Throughout the book, the question being addressed is that of different identities and cultures that come across each other and are compelled to live with each other. There is the religious identity of the natives, the Mexicans, and the conventional Christian identity that stand face to face demanding mutual correlation and redefinition. Also, there is the conflict between being a Mexican under the French rule and an being an American. This is reflected in the words of the Mexican youth in the novel (Cather, 19). The boy says, “ they say at Albuquerque that now we are all Americans….I will never be an American. They are infidels.”
The author uses the image of goats as a metaphor to show the flexible and humanitarian mindset of bishop Latour (Cather, 26). When the bishop sees a fleet of goats passing by, he thinks, “the goat had always been the symbol of pagan lewdness…(but)…their fleece had warmed many a good Christian, and their rich milk nourished sickly children” (Cather, 26). The logical and practical soundness of his mind when it comes to other belief systems is reflected in this statement. In his letter to his brother, bishop expresses his feeling that “church can do more than the Fort to make these poor Mexicans ‘good Americans’” (Cather, 33). The situation the bishop had to face was not as simple as he had stated in the above sentence. The human resource he had to work with was the cowboys who drank and also got the natives drunk and created an atmosphere of chaos, with lots of rifle shots banging here and there (Cather, 43). It was with these kind of people that he had to build his new apostolate. The ideology of ‘manifest destiny’ was in its formative years, and the hero of this novel had a role to play in order to enhance this concept.

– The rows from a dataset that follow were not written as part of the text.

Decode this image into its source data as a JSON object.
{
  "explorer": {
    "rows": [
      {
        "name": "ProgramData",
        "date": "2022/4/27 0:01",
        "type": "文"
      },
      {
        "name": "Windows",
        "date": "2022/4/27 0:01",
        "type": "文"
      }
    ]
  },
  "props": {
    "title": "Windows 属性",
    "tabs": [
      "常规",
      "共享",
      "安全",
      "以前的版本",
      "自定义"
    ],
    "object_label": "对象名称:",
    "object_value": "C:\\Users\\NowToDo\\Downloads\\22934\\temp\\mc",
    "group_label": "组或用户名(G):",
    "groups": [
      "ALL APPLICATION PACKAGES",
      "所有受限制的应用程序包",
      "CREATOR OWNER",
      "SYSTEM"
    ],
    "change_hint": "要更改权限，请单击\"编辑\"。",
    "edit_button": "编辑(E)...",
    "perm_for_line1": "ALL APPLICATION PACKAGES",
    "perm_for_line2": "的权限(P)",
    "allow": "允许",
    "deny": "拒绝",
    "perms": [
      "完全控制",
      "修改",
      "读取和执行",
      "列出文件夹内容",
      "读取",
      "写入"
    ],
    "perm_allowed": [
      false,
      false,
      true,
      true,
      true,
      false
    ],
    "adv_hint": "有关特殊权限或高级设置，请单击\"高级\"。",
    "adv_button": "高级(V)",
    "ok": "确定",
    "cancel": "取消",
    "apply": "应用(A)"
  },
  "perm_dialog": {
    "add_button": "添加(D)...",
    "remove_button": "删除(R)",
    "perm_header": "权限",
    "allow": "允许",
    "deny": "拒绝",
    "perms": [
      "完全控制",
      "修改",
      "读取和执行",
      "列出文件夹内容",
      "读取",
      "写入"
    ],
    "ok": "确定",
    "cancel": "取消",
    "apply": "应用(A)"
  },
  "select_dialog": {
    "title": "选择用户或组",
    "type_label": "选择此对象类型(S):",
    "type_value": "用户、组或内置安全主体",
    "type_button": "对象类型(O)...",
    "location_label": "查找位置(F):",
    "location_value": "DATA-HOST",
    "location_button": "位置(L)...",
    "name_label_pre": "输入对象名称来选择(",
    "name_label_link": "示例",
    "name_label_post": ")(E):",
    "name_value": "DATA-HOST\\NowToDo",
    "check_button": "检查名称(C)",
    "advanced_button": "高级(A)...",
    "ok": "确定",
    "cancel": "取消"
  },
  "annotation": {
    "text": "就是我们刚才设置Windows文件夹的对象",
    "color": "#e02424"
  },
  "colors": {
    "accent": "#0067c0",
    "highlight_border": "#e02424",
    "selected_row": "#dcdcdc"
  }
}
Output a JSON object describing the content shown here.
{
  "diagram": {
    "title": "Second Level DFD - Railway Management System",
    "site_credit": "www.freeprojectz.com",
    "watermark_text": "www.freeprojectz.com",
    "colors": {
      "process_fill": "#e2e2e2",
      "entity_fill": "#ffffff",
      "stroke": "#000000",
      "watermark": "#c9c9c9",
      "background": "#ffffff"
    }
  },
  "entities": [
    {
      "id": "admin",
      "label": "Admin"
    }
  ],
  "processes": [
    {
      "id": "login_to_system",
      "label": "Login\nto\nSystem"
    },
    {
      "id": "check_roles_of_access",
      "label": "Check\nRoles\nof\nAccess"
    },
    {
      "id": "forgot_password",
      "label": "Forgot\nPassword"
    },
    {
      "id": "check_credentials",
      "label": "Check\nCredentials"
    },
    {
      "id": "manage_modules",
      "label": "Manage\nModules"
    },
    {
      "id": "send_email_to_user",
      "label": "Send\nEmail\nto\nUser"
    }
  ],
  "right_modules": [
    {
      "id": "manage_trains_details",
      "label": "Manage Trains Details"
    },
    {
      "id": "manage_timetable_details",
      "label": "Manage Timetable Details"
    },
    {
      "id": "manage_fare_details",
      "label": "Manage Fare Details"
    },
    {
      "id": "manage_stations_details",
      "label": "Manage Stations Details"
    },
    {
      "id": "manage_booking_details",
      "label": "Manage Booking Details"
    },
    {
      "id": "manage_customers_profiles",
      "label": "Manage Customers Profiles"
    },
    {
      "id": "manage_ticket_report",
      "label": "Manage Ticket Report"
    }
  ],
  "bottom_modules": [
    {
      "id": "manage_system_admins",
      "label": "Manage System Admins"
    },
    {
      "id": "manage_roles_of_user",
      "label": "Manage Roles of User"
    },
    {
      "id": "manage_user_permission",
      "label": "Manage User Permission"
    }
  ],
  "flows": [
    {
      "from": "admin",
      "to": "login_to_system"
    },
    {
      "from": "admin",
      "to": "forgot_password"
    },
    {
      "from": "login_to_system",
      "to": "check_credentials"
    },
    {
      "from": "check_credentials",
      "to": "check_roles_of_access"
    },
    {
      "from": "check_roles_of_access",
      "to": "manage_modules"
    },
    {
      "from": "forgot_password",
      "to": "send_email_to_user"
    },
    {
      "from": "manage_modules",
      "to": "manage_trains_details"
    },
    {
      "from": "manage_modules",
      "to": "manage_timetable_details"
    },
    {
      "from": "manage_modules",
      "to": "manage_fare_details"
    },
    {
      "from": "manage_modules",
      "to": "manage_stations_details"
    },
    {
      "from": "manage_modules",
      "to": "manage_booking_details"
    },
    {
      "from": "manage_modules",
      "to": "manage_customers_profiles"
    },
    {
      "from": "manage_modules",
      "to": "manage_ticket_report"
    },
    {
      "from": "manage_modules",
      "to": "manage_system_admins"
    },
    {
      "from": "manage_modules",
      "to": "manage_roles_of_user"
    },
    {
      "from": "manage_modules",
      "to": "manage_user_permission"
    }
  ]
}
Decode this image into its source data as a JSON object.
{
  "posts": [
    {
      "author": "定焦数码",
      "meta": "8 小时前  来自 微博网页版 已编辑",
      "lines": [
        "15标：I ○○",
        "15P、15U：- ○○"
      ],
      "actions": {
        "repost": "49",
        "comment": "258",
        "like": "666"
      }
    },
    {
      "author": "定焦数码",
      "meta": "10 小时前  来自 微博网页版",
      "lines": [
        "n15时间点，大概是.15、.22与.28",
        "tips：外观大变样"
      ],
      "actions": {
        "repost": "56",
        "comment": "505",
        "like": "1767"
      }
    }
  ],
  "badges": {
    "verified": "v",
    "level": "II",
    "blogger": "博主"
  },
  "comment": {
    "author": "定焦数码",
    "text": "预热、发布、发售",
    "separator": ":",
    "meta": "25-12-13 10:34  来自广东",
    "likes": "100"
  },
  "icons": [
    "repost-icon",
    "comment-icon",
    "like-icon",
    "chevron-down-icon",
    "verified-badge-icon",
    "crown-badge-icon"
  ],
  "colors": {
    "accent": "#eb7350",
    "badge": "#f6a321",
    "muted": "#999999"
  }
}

Cather has given bishop Latour, a character in which he personifies the rich congruence of European culture which was flexible enough to accept new environments. And there was this church